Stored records
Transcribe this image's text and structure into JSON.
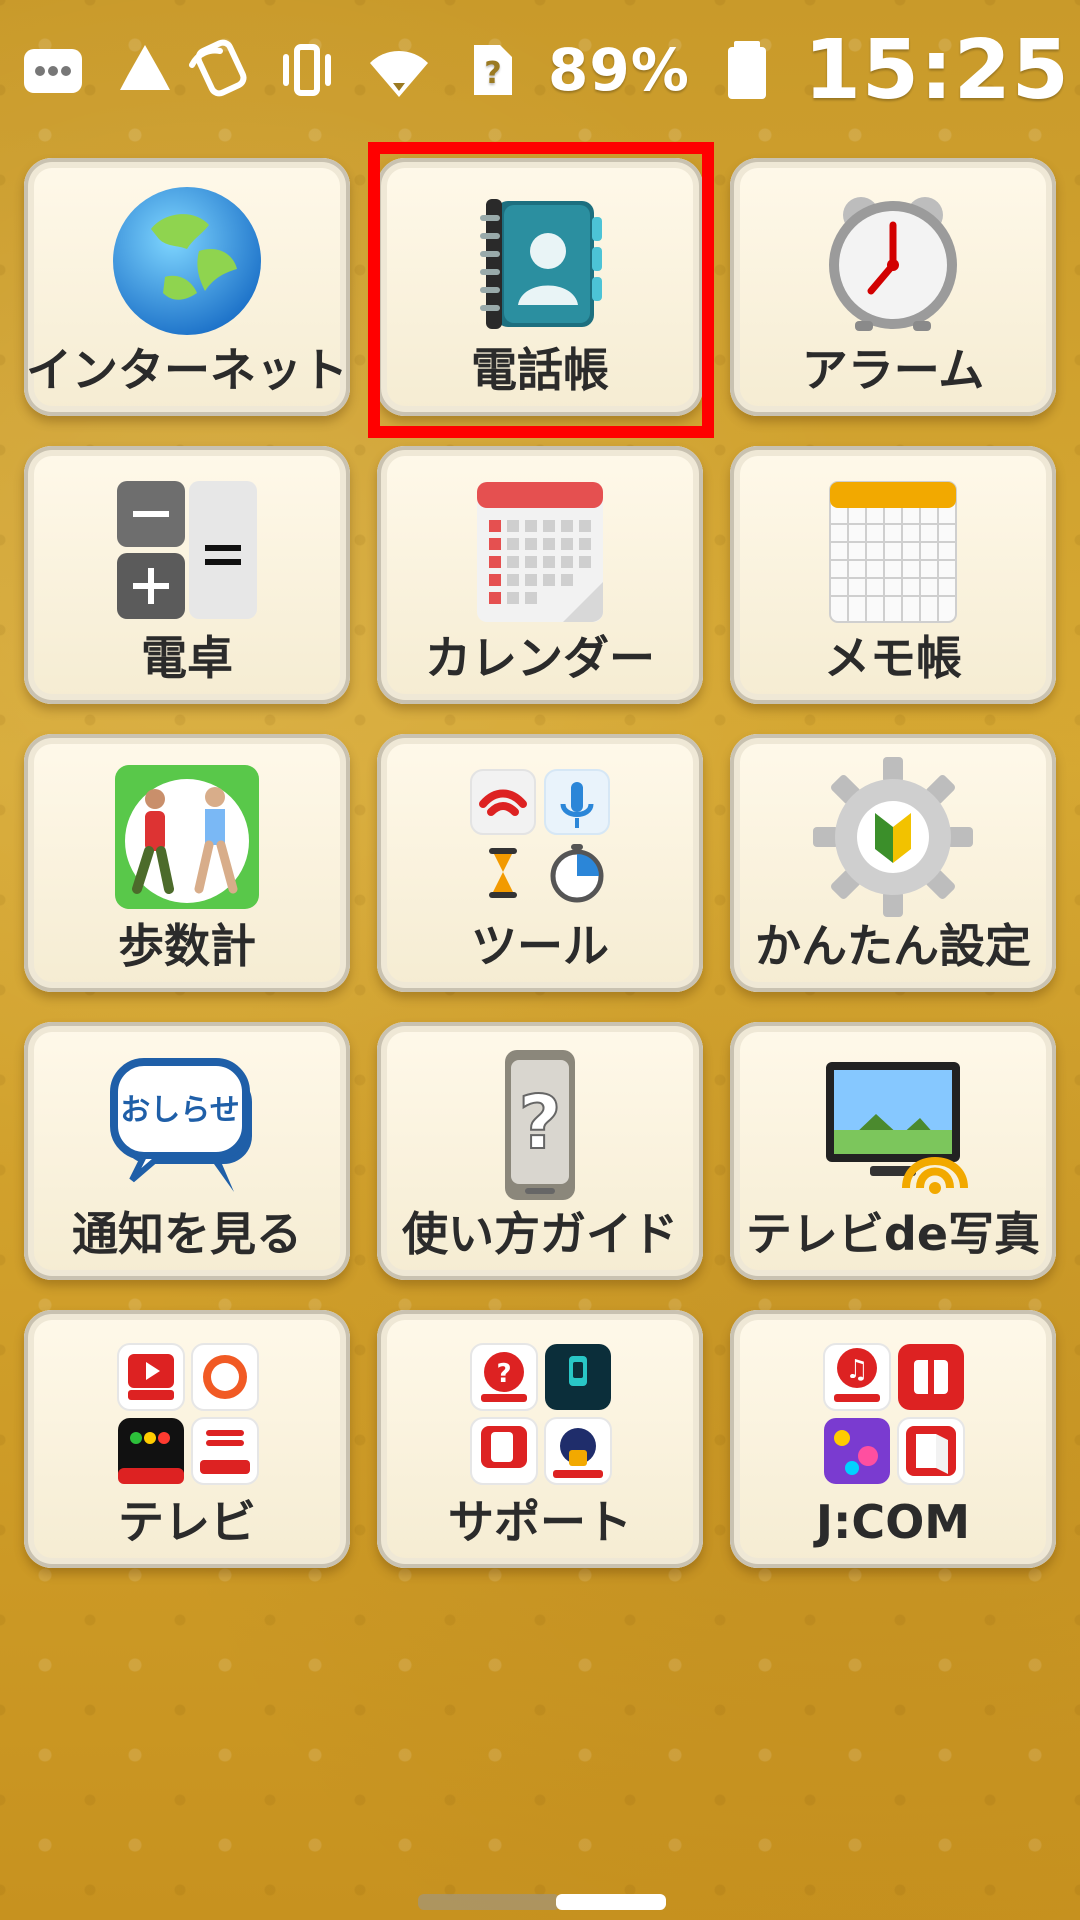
{
  "statusbar": {
    "battery_percent": "89%",
    "time": "15:25",
    "icons_left": [
      "messenger-icon",
      "google-drive-icon"
    ],
    "icons_right": [
      "nfc-icon",
      "vibrate-icon",
      "wifi-icon",
      "no-sim-icon",
      "battery-icon"
    ]
  },
  "tiles": [
    {
      "label": "インターネット",
      "icon": "globe-icon"
    },
    {
      "label": "電話帳",
      "icon": "contacts-book-icon"
    },
    {
      "label": "アラーム",
      "icon": "alarm-clock-icon"
    },
    {
      "label": "電卓",
      "icon": "calculator-icon"
    },
    {
      "label": "カレンダー",
      "icon": "calendar-icon"
    },
    {
      "label": "メモ帳",
      "icon": "memo-grid-icon"
    },
    {
      "label": "歩数計",
      "icon": "pedometer-icon"
    },
    {
      "label": "ツール",
      "icon": "tools-folder-icon"
    },
    {
      "label": "かんたん設定",
      "icon": "settings-gear-icon"
    },
    {
      "label": "通知を見る",
      "icon": "notice-bubble-icon"
    },
    {
      "label": "使い方ガイド",
      "icon": "help-phone-icon"
    },
    {
      "label": "テレビde写真",
      "icon": "tv-photo-icon"
    },
    {
      "label": "テレビ",
      "icon": "tv-folder-icon"
    },
    {
      "label": "サポート",
      "icon": "support-folder-icon"
    },
    {
      "label": "J:COM",
      "icon": "jcom-folder-icon"
    }
  ],
  "notice_icon_text": "おしらせ",
  "colors": {
    "highlight": "#ff0000",
    "background_gold": "#d7a933",
    "tile_face": "#fff9ea"
  }
}
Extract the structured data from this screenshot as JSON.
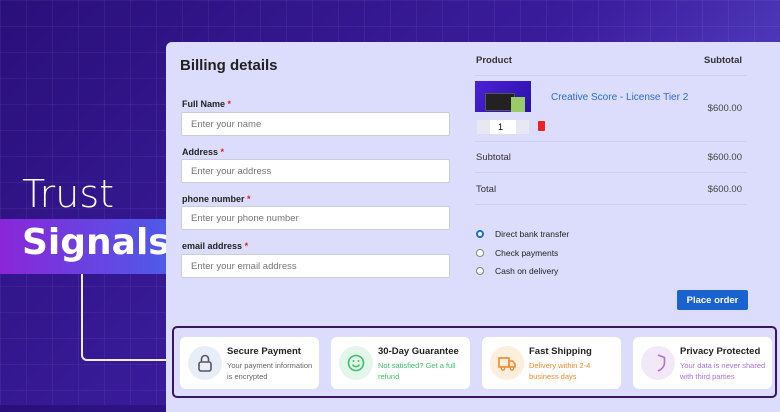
{
  "hero": {
    "line1": "Trust",
    "line2": "Signals"
  },
  "billing": {
    "title": "Billing details",
    "fields": [
      {
        "label": "Full Name",
        "placeholder": "Enter your name"
      },
      {
        "label": "Address",
        "placeholder": "Enter your address"
      },
      {
        "label": "phone number",
        "placeholder": "Enter your phone number"
      },
      {
        "label": "email address",
        "placeholder": "Enter your email address"
      }
    ],
    "required_mark": "*"
  },
  "order": {
    "product_header": "Product",
    "subtotal_header": "Subtotal",
    "product_name": "Creative Score - License Tier 2",
    "product_price": "$600.00",
    "quantity": "1",
    "subtotal_label": "Subtotal",
    "subtotal_value": "$600.00",
    "total_label": "Total",
    "total_value": "$600.00",
    "payment_methods": [
      {
        "label": "Direct bank transfer",
        "selected": true
      },
      {
        "label": "Check payments",
        "selected": false
      },
      {
        "label": "Cash on delivery",
        "selected": false
      }
    ],
    "place_order": "Place order"
  },
  "trust_signals": [
    {
      "icon": "lock-icon",
      "title": "Secure Payment",
      "desc": "Your payment information is encrypted",
      "color": "#555566",
      "bg": "#e8eef8"
    },
    {
      "icon": "smiley-icon",
      "title": "30-Day Guarantee",
      "desc": "Not satisfied? Get a full refund",
      "color": "#3cbf6a",
      "bg": "#e4f6ea"
    },
    {
      "icon": "truck-icon",
      "title": "Fast Shipping",
      "desc": "Delivery within 2-4 business days",
      "color": "#f08a2a",
      "bg": "#fdeedd"
    },
    {
      "icon": "shield-icon",
      "title": "Privacy Protected",
      "desc": "Your data is never shared with third parties",
      "color": "#b070d8",
      "bg": "#f2e8f8"
    }
  ]
}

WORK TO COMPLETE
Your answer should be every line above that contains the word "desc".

TASK OUTPUT
      "desc": "Your payment information is encrypted",
      "desc": "Not satisfied? Get a full refund",
      "desc": "Delivery within 2-4 business days",
      "desc": "Your data is never shared with third parties",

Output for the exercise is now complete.